TASK BRIEF:
Would you copy out each line of the records below that includes the word "Contact"?

= Beginning of Section =

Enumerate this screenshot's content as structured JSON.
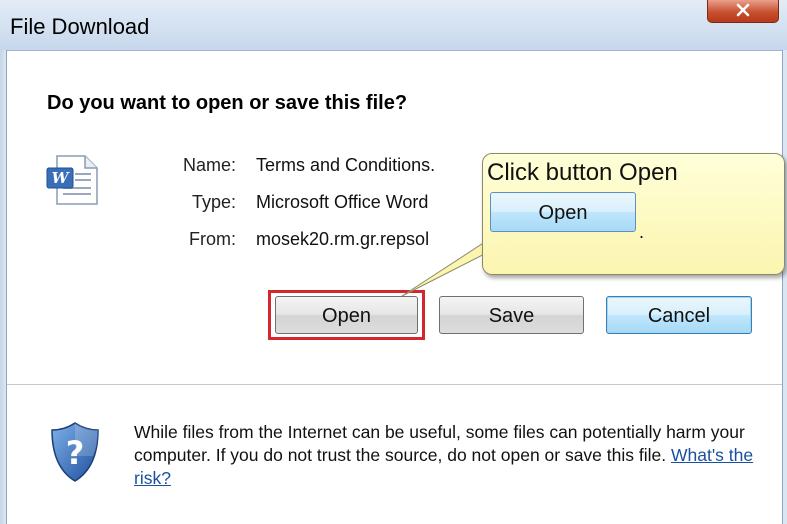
{
  "window": {
    "title": "File Download"
  },
  "dialog": {
    "question": "Do you want to open or save this file?",
    "fields": {
      "name_label": "Name:",
      "name_value": "Terms and Conditions.",
      "type_label": "Type:",
      "type_value": "Microsoft Office Word",
      "from_label": "From:",
      "from_value": "mosek20.rm.gr.repsol"
    },
    "buttons": {
      "open": "Open",
      "save": "Save",
      "cancel": "Cancel"
    },
    "warning": {
      "text": "While files from the Internet can be useful, some files can potentially harm your computer. If you do not trust the source, do not open or save this file.",
      "link": "What's the risk?"
    }
  },
  "callout": {
    "text": "Click button Open",
    "button_label": "Open",
    "dot": "."
  },
  "icons": {
    "document": "word-document-icon",
    "shield": "security-shield-question-icon",
    "close": "close-x-icon"
  },
  "colors": {
    "highlight": "#d4262c",
    "link": "#1a4f9e",
    "callout_bg": "#fcf7b8",
    "close_button": "#c8502f"
  }
}
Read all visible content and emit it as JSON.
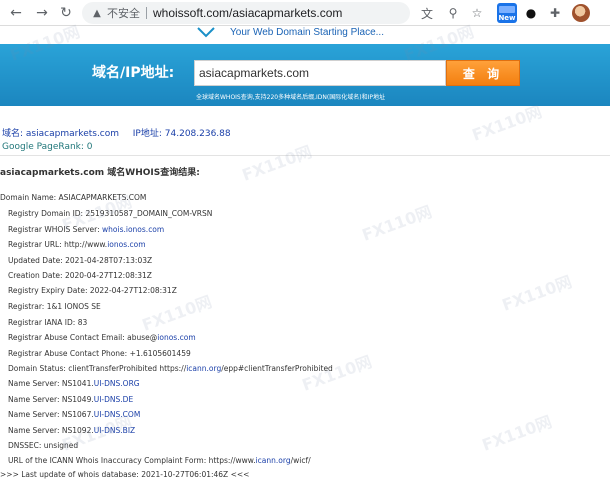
{
  "browser": {
    "insecure_label": "不安全",
    "url": "whoissoft.com/asiacapmarkets.com",
    "new_badge": "New"
  },
  "site": {
    "slogan": "Your Web Domain Starting Place...",
    "search_label": "域名/IP地址:",
    "search_value": "asiacapmarkets.com",
    "search_button": "查 询",
    "search_note": "全球域名WHOIS查询,支持220多种域名后缀,IDN(国际化域名)和IP地址",
    "watermark": "FX110网"
  },
  "summary": {
    "domain_label": "域名:",
    "domain": "asiacapmarkets.com",
    "ip_label": "IP地址:",
    "ip": "74.208.236.88",
    "pagerank_label": "Google PageRank:",
    "pagerank": "0"
  },
  "result": {
    "domain": "asiacapmarkets.com",
    "title_suffix": "域名WHOIS查询结果:"
  },
  "whois": {
    "domain_name": "Domain Name: ASIACAPMARKETS.COM",
    "registry_id": "Registry Domain ID: 2519310587_DOMAIN_COM-VRSN",
    "whois_server_label": "Registrar WHOIS Server:",
    "whois_server": "whois.ionos.com",
    "url_label": "Registrar URL: http://www.",
    "url_link": "ionos.com",
    "updated": "Updated Date: 2021-04-28T07:13:03Z",
    "created": "Creation Date: 2020-04-27T12:08:31Z",
    "expiry": "Registry Expiry Date: 2022-04-27T12:08:31Z",
    "registrar": "Registrar: 1&1 IONOS SE",
    "iana": "Registrar IANA ID: 83",
    "abuse_email_label": "Registrar Abuse Contact Email: abuse@",
    "abuse_email_link": "ionos.com",
    "abuse_phone": "Registrar Abuse Contact Phone: +1.6105601459",
    "status_label": "Domain Status: clientTransferProhibited https://",
    "status_link": "icann.org",
    "status_tail": "/epp#clientTransferProhibited",
    "ns": [
      {
        "prefix": "Name Server: NS1041.",
        "link": "UI-DNS.ORG"
      },
      {
        "prefix": "Name Server: NS1049.",
        "link": "UI-DNS.DE"
      },
      {
        "prefix": "Name Server: NS1067.",
        "link": "UI-DNS.COM"
      },
      {
        "prefix": "Name Server: NS1092.",
        "link": "UI-DNS.BIZ"
      }
    ],
    "dnssec": "DNSSEC: unsigned",
    "icann_label": "URL of the ICANN Whois Inaccuracy Complaint Form: https://www.",
    "icann_link": "icann.org",
    "icann_tail": "/wicf/",
    "last_update": ">>> Last update of whois database: 2021-10-27T06:01:46Z <<<"
  }
}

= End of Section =

OUTPUT BELOW:
    "abuse_email_label": "Registrar Abuse Contact Email: abuse@",
    "abuse_phone": "Registrar Abuse Contact Phone: +1.6105601459",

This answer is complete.